--The ear on the side of the occipital flattening (at the back of head) can be larger and advanced forward, compared to the other ear
--The jaw can be asymmetric, with an upward slant on the same side as the shortened muscle
facial asymmetry, with one cheek appearing more full and one side of the forehead appearing more prominent than on the other side

How is it treated?
If your baby is found to have congenital muscular torticollis, you'll want to get her started on a stretching routine to lengthen and stretch her tight neck muscles. The doctor may show you the proper exercises (or refer you to a physical therapist), and you'll be required to perform them on your child several times a day. The moves aren't complicated, but if you're not comfortable doing them, ask your physical therapist to help you. You'll also want to provide as many opportunities as possible for your baby to turn her head to the other side. To that end, you should approach her from the non-affected side, encouraging her to turn her head in that direction. You can also place your baby to sleep with her head turned to the non-affected side. When she's awake, it's very important to give your baby plenty of time on her stomach. This will help to develop the muscles in her neck.

How long does it take to see results?
You'll probably see improvement within weeks. And as long as your baby's condition was discovered early enough — ideally by the age of 2 or 3 months — and she's following a rigorous stretching program, it should be fully corrected by age 1. (Your doctor may refer you to a physical therapist to help stretch the muscles.) If, however, the muscles do not return to their normal length and your baby doesn't have a normal range of motion by the time she's 18 months old, your doctor may refer you to an orthopedic surgeon, who may recommend surgery to lengthen the muscles. Surgery is necessary in about 15 percent of cases.

1 mom found this helpful

my daughter just startees to do it too at 6 months. it makes me crazy. took her to dr and no ear infection. did it ever turn out to be anything in your case?

Wow...the other responses are kind of surprising. My son is 8 months old and I work with someone who has a 9 month old. They both will tilt their head to the side and lean. We just attributed it to them becoming more mobile and trying out their balance.

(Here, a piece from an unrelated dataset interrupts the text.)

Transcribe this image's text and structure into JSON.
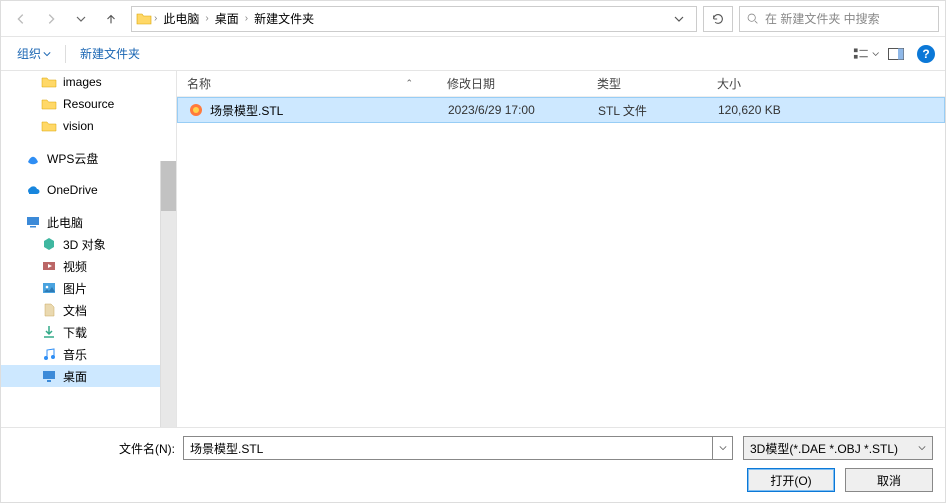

Can it be her hearing is better in one ear than the other? If not, I wouldn't worry about it. Kids do all kinds of goofy things and then grow out of it. Just to be sure, you should take her to see her pediatrician. Good luck!

Required Fields

Our records show that we already have a Mamapedia or Mamasource account created for you under the email address you entered.

Please enter your Mamapedia or Mamasource password to continue signing in.

Required Fields

, you’re almost done...

Since this is the first time you are logging in to Mamapedia with Facebook Connect, please provide the following information so you can participate in the Mamapedia community.

As a member, you’ll receive optional email newsletters and community updates sent to you from Mamapedia, and your email address will never be shared with third parties.

By clicking "Continue to Mamapedia", I agree to the Mamapedia Terms & Conditions and Privacy Policy.